A student needs to be healthy to learn. A concussion can affect a student physically, cognitively and emotionally; therefore affecting their ability to learn and perform academically. The inability to function in school can be temporary, lasting a couple of weeks, or prolonged, lasting for months to years.

Educators are encouraged to be aware of the signs and symptoms of a concussion, and more importantly, be able to notice any abnormal behaviors in classroom behavior and performance.

Cognitive rest and the need to 'Return to Learn'

Cognitive rest is the first step to recovery from a concussion. During the first 3-4 days post-injury, it is critical that the brain is able to rest. Similar to resting the ankle by using crutches when someone sprains their ankle, the brain needs to be at rest. The goal of cognitive rest is to keep cognitive activity below the level that triggers symptoms such as headaches, dizziness, or fatigue.

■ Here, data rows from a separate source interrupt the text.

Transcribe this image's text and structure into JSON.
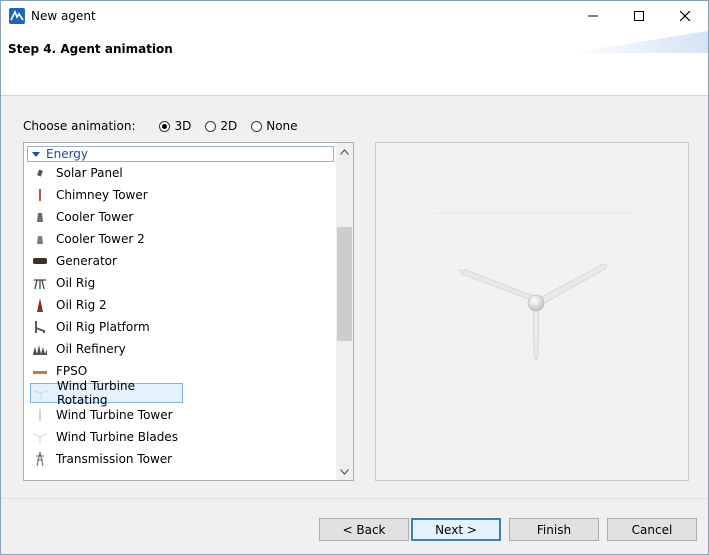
{
  "window": {
    "title": "New agent",
    "icon": "anylogic-logo-icon",
    "accent": "#1f66b5"
  },
  "header": {
    "step_title": "Step 4. Agent animation"
  },
  "animation": {
    "label": "Choose animation:",
    "options": [
      {
        "label": "3D",
        "selected": true
      },
      {
        "label": "2D",
        "selected": false
      },
      {
        "label": "None",
        "selected": false
      }
    ]
  },
  "list": {
    "group": "Energy",
    "items": [
      {
        "label": "Solar Panel",
        "icon": "solar-panel-icon"
      },
      {
        "label": "Chimney Tower",
        "icon": "chimney-tower-icon"
      },
      {
        "label": "Cooler Tower",
        "icon": "cooler-tower-icon"
      },
      {
        "label": "Cooler Tower 2",
        "icon": "cooler-tower-2-icon"
      },
      {
        "label": "Generator",
        "icon": "generator-icon"
      },
      {
        "label": "Oil Rig",
        "icon": "oil-rig-icon"
      },
      {
        "label": "Oil Rig 2",
        "icon": "oil-rig-2-icon"
      },
      {
        "label": "Oil Rig Platform",
        "icon": "oil-rig-platform-icon"
      },
      {
        "label": "Oil Refinery",
        "icon": "oil-refinery-icon"
      },
      {
        "label": "FPSO",
        "icon": "fpso-icon"
      },
      {
        "label": "Wind Turbine Rotating",
        "icon": "wind-turbine-rotating-icon",
        "selected": true
      },
      {
        "label": "Wind Turbine Tower",
        "icon": "wind-turbine-tower-icon"
      },
      {
        "label": "Wind Turbine Blades",
        "icon": "wind-turbine-blades-icon"
      },
      {
        "label": "Transmission Tower",
        "icon": "transmission-tower-icon"
      }
    ]
  },
  "buttons": {
    "back": "< Back",
    "next": "Next >",
    "finish": "Finish",
    "cancel": "Cancel"
  }
}
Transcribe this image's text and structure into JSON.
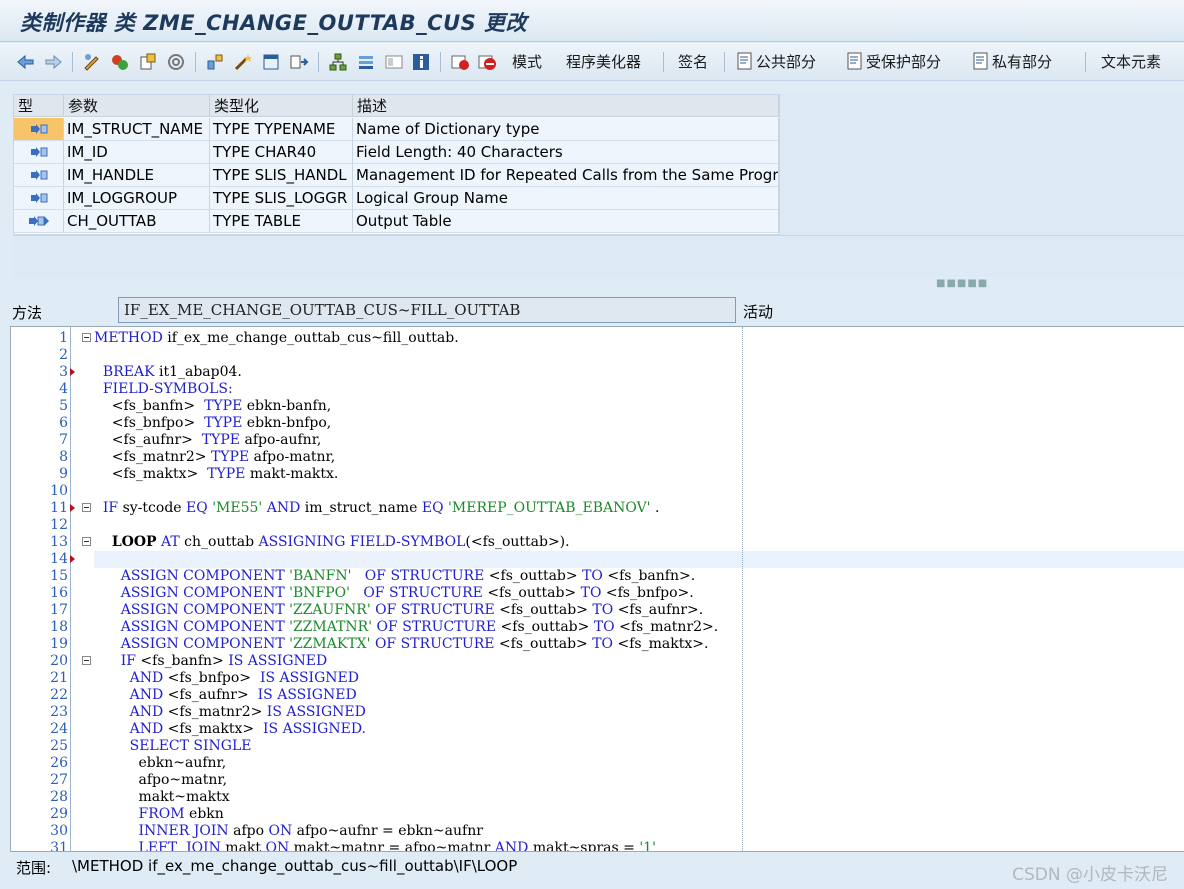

Sometimes that means students need to miss school, no reading, no math, no video games, no texting, and no computer time.

Return to Learn

Parents, teachers, and the Medical Doctor should agree when will it be beneficial for a concussed student to return to school. One option is to start out half-days where the student will go to school either the early half of school or the latter half of school. A general guideline to determine when a concussed student should return to school is:

» If the student is able to concentrate doing light cognitive activity like reading or doing homework for 30 minutes, they may be ready to return to school.

» At the end of the school day, a parent, athletic trainer, or counselor should evaluate how the student's first day went so that adjustments may be made as soon as possible.


TEACHER ACUTE CONCUSSION TOOL (TACT) is a resource available for educators when students have a concussion. This free tool offers individualized classroom stratagies tailored to both teaching style and content area. TACT is available to all public and private school and at all grade levels.

For more information, contact your school athletic trainer or email us at

How can educators help?


For most concussion cases, the student-athlete will need school adjustments for a short period – usually for a couple of weeks. Adjustments are modifications in school that can be done immediately and for a short period of time. Some adjustments that may be implemented are:

  • Breaks as needed in a quiet place
  • Preprinted class notes
  • Additional time for assignments
  • Additional help and tutoring
  • Untimed or no testing until tolerating a full day of school

Accommodations are a formal modification of the student's academic curriculum, schedule and plan. Concussed student-athletes may require accommodations if experiencing prolonged recovery. With the consultation from a MD and the school's academic team, additional accommodations may be implemented.

Factsheet for Educators

Specific information geared towards educators, to help provide information and guidance regarding concussions.

For Educators